TO DO: Go through the entries below. Copy out every line that contains "title".

SUPPLIED RECORDS:
----------------------------------------

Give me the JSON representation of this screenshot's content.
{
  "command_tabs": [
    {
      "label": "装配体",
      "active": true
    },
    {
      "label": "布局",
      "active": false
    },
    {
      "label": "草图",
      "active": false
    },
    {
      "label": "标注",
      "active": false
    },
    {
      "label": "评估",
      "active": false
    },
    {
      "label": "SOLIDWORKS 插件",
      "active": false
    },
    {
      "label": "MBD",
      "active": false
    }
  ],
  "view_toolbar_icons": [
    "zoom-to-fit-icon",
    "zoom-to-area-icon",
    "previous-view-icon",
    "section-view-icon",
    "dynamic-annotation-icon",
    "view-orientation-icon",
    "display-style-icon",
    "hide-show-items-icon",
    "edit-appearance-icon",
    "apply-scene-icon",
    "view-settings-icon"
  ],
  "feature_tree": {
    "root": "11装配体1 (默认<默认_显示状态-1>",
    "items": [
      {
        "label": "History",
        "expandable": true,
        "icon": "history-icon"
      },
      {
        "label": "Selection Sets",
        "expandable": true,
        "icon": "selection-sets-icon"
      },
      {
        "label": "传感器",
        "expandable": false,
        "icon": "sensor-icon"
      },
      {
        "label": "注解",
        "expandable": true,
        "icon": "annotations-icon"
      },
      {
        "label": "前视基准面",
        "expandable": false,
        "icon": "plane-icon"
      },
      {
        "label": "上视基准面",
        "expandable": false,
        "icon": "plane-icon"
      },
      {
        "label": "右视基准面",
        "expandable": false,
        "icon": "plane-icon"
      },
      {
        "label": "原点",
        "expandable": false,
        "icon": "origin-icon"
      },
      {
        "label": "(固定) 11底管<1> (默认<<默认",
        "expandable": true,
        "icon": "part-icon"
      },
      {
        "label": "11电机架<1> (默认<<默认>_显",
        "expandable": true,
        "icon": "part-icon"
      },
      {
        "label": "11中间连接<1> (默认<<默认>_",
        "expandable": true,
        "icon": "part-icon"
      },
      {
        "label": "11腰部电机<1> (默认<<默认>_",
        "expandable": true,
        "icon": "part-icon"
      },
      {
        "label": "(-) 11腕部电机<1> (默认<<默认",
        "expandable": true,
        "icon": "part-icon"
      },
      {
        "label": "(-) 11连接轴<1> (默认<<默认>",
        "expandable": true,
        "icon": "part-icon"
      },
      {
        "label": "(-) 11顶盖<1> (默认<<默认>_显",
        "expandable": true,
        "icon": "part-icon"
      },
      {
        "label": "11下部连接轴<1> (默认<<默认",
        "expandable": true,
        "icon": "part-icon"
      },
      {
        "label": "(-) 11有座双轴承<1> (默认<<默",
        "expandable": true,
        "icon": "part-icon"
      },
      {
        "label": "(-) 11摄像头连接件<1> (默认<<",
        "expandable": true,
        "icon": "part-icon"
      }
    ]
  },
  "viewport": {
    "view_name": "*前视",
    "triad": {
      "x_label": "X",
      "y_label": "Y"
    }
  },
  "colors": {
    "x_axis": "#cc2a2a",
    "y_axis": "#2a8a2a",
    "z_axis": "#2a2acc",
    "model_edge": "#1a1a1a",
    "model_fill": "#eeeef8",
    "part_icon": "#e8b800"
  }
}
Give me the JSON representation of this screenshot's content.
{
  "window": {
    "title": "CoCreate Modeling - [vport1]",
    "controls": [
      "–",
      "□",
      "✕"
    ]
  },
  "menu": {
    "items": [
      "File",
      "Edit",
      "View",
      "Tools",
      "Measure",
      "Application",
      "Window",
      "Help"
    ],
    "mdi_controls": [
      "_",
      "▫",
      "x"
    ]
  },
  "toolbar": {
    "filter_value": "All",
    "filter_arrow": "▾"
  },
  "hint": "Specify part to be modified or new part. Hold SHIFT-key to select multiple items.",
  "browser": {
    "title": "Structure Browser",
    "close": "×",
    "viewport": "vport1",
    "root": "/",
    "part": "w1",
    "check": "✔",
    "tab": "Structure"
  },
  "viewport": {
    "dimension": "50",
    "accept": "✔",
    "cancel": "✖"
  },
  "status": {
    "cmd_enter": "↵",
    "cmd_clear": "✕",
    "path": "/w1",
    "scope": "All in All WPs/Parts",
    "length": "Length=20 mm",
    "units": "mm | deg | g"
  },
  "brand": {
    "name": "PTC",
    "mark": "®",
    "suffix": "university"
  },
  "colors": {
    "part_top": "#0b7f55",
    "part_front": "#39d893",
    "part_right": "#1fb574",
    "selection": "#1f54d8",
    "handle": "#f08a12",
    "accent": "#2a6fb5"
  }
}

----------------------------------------

COMPLETED TASK:
    "title": "CoCreate Modeling - [vport1]",
    "title": "Structure Browser",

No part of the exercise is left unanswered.